(Provided information):
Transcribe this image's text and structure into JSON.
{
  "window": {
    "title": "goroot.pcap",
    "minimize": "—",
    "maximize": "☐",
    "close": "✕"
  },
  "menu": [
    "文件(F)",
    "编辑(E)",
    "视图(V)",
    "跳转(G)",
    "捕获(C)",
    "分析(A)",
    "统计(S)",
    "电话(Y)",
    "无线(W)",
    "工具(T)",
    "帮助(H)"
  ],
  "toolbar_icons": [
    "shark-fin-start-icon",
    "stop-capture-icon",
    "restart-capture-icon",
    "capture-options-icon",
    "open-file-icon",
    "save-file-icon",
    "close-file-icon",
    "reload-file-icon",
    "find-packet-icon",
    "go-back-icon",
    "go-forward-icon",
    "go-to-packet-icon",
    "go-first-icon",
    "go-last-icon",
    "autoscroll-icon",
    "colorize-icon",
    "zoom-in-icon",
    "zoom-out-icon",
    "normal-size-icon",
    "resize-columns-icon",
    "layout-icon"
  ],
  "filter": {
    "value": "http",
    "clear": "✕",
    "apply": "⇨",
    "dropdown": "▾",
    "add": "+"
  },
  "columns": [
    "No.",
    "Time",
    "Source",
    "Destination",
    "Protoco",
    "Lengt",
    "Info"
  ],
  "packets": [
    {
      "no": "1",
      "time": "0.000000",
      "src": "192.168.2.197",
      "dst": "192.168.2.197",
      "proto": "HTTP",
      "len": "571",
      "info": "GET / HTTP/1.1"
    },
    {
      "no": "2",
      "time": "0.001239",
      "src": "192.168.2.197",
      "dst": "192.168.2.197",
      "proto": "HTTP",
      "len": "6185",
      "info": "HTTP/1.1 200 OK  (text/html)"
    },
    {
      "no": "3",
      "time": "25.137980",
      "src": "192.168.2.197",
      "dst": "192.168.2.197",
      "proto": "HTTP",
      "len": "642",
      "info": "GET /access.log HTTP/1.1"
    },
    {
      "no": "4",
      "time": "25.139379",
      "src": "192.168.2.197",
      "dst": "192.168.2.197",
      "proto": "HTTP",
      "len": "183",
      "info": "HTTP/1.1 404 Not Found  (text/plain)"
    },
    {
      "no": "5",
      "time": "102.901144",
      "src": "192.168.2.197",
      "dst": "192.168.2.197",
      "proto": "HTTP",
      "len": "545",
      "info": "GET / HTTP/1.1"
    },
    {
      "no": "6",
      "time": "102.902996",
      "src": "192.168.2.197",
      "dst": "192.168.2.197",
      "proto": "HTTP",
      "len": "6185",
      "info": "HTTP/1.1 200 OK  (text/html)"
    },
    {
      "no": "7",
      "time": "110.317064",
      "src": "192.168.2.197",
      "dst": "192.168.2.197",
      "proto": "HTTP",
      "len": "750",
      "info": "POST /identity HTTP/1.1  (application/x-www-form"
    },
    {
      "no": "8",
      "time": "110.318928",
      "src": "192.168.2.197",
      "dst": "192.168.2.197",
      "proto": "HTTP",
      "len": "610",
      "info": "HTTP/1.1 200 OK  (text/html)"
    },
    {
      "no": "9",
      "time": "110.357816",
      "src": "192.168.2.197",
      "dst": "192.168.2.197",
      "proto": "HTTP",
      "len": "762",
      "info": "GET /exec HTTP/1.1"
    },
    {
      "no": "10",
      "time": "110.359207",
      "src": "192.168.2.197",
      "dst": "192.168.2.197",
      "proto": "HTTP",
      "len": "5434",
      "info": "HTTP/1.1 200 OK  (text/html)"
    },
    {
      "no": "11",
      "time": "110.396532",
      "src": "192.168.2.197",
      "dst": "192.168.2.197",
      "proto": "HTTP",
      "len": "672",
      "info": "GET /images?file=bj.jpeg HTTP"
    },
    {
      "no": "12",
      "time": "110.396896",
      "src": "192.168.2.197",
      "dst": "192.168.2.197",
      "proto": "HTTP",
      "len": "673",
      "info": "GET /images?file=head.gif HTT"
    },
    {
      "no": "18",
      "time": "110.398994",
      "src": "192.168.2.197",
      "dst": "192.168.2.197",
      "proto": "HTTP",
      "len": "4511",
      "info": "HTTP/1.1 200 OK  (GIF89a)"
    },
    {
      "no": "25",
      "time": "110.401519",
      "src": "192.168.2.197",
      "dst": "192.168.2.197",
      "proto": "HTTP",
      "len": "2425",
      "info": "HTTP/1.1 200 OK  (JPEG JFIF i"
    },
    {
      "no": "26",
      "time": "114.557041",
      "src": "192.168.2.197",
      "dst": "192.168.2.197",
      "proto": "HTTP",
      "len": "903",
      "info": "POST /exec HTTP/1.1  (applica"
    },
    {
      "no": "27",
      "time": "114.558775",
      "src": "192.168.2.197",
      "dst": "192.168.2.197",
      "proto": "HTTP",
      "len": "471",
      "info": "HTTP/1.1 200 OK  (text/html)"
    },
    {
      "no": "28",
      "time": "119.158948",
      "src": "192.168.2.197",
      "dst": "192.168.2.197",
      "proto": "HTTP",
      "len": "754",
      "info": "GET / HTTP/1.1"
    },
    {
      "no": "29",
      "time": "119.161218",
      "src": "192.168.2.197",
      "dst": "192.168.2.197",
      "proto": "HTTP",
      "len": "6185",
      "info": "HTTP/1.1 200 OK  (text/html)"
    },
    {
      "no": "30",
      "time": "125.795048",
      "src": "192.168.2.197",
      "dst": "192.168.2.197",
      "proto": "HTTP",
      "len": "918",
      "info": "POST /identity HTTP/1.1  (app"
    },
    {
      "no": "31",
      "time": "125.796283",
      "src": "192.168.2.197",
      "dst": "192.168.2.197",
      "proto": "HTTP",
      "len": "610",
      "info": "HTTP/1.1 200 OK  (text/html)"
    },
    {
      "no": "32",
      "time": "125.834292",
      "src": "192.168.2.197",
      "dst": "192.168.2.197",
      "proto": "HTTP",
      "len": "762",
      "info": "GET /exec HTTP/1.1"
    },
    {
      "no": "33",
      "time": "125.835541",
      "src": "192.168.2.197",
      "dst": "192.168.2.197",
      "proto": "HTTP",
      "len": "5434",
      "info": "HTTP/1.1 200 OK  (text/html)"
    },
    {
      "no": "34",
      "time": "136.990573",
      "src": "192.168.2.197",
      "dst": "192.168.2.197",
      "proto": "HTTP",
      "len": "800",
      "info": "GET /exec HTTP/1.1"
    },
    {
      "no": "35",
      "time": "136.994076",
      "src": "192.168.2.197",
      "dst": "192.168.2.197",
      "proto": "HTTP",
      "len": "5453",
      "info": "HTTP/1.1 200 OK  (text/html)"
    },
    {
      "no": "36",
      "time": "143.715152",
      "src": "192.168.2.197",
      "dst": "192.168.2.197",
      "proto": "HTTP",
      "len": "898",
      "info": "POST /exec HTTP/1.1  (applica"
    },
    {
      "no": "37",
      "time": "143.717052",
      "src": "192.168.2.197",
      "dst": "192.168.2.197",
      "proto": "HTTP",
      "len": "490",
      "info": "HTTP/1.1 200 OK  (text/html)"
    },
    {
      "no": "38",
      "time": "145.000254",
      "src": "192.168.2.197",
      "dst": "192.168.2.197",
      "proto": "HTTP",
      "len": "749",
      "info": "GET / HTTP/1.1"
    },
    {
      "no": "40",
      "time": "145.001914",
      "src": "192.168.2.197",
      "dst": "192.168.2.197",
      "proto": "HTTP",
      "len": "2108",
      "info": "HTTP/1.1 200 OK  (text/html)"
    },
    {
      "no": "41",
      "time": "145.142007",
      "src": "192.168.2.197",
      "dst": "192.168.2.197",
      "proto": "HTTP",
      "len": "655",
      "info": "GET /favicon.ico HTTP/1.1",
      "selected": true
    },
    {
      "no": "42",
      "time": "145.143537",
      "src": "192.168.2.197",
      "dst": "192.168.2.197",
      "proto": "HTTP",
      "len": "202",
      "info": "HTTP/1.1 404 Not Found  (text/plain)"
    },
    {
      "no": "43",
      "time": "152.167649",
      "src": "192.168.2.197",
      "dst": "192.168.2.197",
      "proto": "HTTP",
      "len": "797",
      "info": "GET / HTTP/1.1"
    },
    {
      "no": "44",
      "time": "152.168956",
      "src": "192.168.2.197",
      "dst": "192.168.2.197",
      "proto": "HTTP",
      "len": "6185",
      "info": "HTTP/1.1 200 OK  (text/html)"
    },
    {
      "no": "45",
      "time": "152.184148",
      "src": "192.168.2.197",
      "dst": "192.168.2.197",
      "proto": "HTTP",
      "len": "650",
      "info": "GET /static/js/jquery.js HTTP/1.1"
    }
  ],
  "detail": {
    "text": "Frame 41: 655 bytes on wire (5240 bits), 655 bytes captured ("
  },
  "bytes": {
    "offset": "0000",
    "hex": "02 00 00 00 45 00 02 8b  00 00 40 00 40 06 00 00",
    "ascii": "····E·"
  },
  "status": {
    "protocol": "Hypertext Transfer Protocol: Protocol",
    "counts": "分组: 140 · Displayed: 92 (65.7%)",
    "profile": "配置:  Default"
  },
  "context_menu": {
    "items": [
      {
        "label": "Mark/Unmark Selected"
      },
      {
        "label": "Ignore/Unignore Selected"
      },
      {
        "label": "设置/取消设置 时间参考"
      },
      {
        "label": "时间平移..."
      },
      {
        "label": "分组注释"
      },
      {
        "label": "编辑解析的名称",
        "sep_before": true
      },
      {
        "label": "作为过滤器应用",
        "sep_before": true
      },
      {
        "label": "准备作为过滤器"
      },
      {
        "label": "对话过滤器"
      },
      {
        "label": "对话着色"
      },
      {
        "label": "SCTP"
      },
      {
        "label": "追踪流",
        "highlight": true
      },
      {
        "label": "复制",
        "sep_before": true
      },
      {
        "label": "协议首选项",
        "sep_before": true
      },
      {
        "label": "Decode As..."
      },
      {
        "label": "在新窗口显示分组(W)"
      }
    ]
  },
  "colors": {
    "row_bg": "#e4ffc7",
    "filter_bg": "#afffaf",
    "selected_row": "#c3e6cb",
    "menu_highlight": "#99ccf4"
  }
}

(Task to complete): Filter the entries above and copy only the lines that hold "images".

(Output of the task):
      "info": "GET /images?file=bj.jpeg HTTP"
      "info": "GET /images?file=head.gif HTT"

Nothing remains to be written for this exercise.